The Court of Appeal yesterday ruled in favour of the State in the decision whether or not to overturn the ruling of High Court judge Justice James Aboud, who had dismissed an application for a conservatory order by members of the HRM to halt work along the contentious segment.
The judgment in favour of Government was two to one.
In his reaction to the judgment, HRM leader Dr Wayne Kublalsingh said, “while we did not win the Court of Appeal matter we feel that we have sufficient grounds now because of the dissenting judgment to take it to the Privy Council. We will now be doing that and I think our attorneys have a more than fair chance of winning at that level.”
According to Kublalsingh, “Justice Gregory Smith, he was in our favour so in other words he found the judgment of trial Judge James Aboud was wrong so he ruled in our favour but the other judges, Justice Rajendra Narine and Justice Prakash Moosai, they ruled against us, they dismissed the appeal.”
Kublalsingh added, “This is a case of about process and a Prime Minister disregarding a promise which she made and it’s about the law of legitimate expectation and the breaking of a promise which she made to the Highway Re-Route Movement and the other question is about whether the HRM delayed in making an application before the courts when we were asking about an conservatory order or injunction to hold the work on the Mon Desir Highway.”
The HRM was seeking an order to prevent the continuation of construction work along the segment of the highway, on the basis that the Government failed to keep its promise to take into consideration the recommendations of the Dr James Armstrong report.
They also contended that the rights of residents to enjoyment of property would have been trampled upon should that section of the highway be constructed.
In May this year, Justice Aboud dismissed the application on the basis of the length of time the movement took before making the application.

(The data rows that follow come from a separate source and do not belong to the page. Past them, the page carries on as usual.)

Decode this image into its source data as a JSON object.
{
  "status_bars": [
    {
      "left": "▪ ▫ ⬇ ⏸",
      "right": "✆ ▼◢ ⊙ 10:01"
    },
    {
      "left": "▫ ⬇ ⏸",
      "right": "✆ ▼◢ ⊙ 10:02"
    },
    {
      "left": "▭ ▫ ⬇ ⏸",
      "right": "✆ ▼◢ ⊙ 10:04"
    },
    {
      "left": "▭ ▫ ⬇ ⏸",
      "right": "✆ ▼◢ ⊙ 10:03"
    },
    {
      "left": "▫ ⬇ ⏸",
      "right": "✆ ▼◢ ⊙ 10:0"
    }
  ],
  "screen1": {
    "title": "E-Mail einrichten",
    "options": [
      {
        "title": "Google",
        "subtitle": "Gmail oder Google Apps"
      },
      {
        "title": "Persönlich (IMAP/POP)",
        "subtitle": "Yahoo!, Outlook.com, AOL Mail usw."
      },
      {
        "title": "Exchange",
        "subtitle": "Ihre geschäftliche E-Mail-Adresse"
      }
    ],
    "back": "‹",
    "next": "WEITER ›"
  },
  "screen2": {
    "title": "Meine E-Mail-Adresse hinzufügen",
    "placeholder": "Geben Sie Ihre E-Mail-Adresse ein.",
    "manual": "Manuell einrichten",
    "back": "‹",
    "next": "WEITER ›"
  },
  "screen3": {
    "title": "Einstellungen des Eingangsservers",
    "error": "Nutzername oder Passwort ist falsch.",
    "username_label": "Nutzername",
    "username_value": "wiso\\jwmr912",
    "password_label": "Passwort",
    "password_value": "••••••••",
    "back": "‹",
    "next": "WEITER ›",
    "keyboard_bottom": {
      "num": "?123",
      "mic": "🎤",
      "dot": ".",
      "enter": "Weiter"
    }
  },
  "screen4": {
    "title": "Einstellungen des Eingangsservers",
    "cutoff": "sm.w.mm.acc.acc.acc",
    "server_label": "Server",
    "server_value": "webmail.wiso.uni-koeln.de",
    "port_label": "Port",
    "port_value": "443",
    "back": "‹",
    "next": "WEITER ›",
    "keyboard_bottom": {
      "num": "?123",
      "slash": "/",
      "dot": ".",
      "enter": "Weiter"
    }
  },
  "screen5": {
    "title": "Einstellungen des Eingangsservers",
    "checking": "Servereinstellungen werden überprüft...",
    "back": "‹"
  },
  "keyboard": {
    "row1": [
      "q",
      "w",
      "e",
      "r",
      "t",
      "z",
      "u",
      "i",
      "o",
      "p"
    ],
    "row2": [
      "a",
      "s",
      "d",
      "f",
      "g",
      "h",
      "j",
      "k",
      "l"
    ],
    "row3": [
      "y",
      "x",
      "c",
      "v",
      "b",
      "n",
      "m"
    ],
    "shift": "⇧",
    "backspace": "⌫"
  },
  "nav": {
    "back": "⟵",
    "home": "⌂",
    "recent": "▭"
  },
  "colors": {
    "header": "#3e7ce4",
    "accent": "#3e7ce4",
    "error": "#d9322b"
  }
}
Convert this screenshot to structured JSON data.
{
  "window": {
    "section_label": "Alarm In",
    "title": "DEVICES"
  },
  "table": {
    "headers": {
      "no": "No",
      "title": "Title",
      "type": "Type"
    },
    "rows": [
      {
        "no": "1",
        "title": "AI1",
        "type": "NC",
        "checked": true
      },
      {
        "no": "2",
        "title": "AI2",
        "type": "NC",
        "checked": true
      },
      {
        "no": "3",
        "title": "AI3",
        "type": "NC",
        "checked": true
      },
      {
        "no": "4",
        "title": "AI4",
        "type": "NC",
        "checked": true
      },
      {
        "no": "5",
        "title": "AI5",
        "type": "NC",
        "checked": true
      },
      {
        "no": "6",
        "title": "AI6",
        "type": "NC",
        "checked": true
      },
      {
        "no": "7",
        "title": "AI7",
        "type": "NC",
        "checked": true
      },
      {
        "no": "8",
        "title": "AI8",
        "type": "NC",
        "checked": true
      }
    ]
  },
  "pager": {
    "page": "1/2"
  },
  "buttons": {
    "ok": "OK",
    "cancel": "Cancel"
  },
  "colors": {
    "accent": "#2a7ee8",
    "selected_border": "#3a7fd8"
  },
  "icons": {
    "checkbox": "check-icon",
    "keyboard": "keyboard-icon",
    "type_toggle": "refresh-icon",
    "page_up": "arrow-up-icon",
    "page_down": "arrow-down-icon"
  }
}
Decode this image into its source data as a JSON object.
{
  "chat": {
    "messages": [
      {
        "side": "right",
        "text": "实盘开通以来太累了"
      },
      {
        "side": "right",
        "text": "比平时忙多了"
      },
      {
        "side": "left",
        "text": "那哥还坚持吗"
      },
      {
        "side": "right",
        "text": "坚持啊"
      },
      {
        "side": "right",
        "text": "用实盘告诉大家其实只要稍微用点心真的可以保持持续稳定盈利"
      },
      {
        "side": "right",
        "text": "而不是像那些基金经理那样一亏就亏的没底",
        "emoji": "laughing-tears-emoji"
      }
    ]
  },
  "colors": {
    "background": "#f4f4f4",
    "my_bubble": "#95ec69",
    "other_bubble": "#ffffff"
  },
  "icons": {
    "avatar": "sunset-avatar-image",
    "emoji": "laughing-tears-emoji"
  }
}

Despite not granting the conservatory order, however, Justice Aboud agreed with the group that there was a breach of the principle of legitimate expectation by the Government not considering the report.